* **Try it**: Report all lines below with the word "true".

* **Material for this exercise**:
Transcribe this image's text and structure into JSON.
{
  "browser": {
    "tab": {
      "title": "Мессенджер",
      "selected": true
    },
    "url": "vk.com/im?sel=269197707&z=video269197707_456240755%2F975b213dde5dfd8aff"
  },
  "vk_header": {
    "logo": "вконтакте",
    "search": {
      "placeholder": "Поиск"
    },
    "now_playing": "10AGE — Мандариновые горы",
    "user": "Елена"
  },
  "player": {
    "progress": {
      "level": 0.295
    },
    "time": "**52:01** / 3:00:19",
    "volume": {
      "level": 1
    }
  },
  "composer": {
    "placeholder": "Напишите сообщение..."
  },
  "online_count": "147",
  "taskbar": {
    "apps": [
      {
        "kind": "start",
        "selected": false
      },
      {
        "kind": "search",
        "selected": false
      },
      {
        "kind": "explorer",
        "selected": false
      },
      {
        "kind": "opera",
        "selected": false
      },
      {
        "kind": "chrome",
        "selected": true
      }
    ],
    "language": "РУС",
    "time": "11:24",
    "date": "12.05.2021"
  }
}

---

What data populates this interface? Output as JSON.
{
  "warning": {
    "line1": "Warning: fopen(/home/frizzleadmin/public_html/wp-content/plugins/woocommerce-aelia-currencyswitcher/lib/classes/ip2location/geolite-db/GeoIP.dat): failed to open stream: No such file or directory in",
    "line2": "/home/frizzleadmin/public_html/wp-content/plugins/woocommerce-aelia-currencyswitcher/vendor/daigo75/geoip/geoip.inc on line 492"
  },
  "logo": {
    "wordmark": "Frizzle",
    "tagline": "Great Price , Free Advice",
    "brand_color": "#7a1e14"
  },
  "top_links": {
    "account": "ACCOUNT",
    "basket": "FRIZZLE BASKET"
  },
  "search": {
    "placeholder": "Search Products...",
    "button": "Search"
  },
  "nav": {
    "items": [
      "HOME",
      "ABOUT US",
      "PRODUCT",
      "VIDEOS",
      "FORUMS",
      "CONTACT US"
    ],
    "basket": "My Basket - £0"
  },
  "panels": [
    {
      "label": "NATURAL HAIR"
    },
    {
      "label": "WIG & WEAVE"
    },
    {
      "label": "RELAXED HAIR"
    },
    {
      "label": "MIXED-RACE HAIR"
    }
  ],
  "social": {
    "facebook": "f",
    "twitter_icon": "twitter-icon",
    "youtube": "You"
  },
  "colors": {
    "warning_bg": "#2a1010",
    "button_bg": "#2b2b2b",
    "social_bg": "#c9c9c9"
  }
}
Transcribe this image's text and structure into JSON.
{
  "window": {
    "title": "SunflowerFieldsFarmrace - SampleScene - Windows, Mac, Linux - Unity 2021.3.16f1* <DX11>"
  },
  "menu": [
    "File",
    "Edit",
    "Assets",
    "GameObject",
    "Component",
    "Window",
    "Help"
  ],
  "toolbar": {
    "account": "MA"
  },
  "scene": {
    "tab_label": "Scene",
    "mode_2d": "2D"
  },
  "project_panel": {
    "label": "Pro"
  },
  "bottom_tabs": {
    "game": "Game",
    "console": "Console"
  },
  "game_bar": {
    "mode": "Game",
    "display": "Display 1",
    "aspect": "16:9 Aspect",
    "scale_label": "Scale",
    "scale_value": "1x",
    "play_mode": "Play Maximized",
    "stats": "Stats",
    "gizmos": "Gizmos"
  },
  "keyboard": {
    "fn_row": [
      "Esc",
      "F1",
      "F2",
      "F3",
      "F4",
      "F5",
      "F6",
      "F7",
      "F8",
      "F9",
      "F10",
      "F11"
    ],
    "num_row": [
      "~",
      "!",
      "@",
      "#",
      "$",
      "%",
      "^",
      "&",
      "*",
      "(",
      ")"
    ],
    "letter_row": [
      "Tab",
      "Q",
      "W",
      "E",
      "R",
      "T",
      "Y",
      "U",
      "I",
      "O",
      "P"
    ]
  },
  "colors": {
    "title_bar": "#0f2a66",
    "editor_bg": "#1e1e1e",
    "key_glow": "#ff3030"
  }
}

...

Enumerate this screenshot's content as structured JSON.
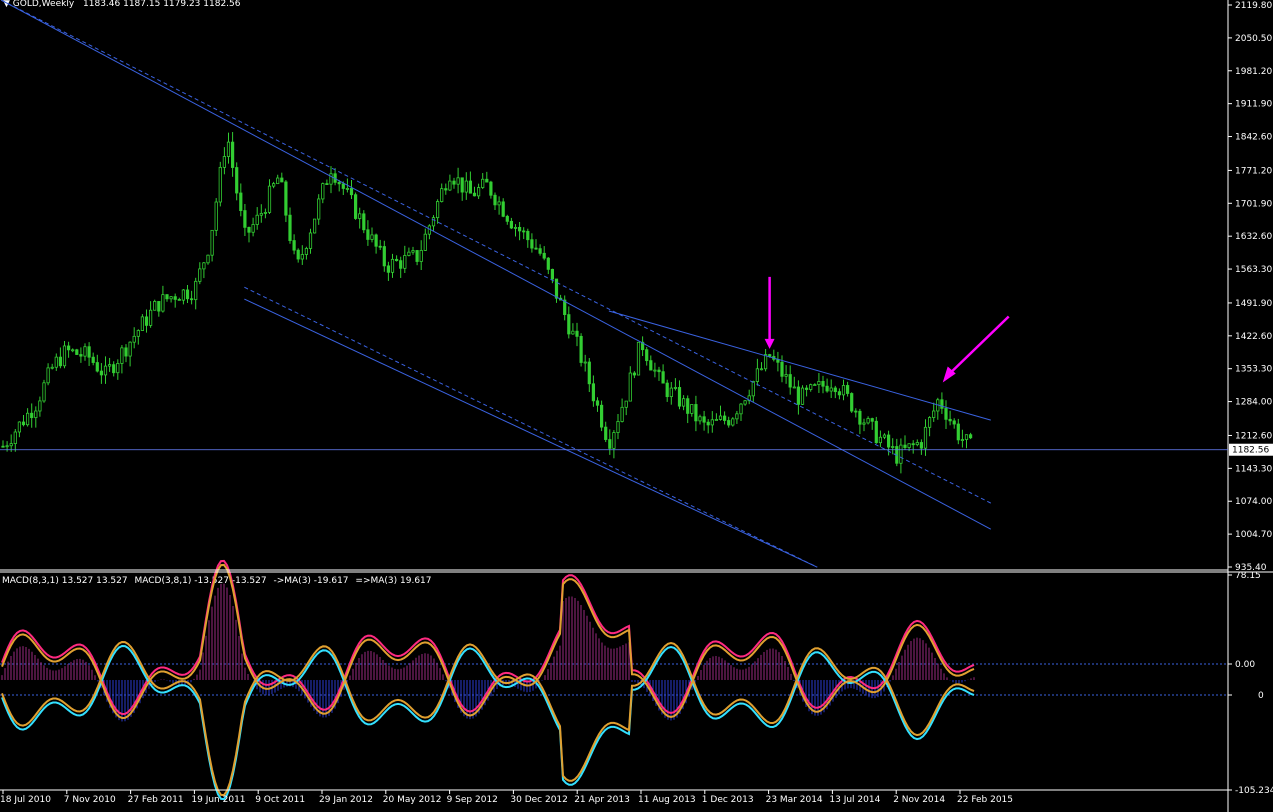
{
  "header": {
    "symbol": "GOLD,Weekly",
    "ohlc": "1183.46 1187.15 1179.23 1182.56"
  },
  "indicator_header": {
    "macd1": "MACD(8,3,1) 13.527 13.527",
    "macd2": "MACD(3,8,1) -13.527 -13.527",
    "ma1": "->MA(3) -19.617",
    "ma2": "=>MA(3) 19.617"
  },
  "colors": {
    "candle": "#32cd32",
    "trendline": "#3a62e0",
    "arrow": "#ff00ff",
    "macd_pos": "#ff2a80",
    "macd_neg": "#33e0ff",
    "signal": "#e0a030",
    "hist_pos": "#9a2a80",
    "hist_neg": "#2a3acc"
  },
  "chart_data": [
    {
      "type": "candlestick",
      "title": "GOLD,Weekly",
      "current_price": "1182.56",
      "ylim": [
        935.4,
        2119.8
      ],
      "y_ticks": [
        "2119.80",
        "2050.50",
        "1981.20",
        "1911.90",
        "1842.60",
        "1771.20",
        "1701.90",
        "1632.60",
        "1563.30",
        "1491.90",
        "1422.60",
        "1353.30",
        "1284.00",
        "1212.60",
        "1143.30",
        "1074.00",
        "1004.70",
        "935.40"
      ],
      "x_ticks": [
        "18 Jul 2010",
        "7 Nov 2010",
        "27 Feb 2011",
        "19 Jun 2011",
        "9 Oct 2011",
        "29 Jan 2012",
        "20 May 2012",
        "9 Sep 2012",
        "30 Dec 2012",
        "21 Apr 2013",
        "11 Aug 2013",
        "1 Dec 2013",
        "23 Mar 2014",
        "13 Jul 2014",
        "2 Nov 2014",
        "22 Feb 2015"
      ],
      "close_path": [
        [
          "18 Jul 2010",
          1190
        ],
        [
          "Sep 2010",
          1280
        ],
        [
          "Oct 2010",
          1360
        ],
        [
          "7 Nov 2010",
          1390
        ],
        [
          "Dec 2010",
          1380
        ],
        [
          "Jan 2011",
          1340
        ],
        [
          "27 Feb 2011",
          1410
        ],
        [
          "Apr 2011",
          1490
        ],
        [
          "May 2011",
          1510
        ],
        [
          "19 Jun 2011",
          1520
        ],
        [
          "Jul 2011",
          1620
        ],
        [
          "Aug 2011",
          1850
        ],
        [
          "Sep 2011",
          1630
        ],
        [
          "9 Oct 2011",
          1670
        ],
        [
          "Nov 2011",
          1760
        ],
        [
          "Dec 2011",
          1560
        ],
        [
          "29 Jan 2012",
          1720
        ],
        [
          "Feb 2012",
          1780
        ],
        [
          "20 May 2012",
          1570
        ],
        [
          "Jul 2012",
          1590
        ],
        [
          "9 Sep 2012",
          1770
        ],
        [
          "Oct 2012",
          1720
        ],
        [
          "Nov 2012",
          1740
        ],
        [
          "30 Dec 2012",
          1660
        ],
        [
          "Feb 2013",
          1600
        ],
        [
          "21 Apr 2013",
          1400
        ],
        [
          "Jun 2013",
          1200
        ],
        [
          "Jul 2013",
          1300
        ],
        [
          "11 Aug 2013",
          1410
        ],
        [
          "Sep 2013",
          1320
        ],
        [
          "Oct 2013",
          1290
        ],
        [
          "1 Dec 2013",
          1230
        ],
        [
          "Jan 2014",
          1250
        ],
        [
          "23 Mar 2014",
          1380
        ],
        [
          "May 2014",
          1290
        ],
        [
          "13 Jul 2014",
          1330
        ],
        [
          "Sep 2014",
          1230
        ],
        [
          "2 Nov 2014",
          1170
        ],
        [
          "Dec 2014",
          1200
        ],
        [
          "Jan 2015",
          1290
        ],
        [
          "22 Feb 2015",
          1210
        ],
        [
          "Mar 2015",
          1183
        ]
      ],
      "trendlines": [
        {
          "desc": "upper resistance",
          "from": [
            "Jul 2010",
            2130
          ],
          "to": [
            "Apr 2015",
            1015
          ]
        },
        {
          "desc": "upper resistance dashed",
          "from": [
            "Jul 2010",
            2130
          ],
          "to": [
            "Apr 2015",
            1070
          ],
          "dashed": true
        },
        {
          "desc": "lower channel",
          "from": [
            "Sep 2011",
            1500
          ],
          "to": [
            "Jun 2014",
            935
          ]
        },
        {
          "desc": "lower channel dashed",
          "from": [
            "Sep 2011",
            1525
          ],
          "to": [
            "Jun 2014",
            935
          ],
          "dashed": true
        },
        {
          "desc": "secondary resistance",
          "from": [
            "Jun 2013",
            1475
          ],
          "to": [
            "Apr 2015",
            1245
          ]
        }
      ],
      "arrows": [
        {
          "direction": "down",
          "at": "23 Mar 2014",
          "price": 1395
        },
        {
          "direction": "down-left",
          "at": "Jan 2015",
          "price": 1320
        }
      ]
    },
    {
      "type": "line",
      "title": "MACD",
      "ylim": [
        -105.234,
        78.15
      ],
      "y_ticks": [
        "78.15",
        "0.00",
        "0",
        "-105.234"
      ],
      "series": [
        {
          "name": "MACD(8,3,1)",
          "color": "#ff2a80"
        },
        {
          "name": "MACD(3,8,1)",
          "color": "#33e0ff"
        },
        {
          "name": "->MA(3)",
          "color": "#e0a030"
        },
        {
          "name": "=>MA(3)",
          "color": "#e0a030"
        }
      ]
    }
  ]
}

* **Task response**:
      "selected": true
        "selected": true
          "dashed": true
          "dashed": true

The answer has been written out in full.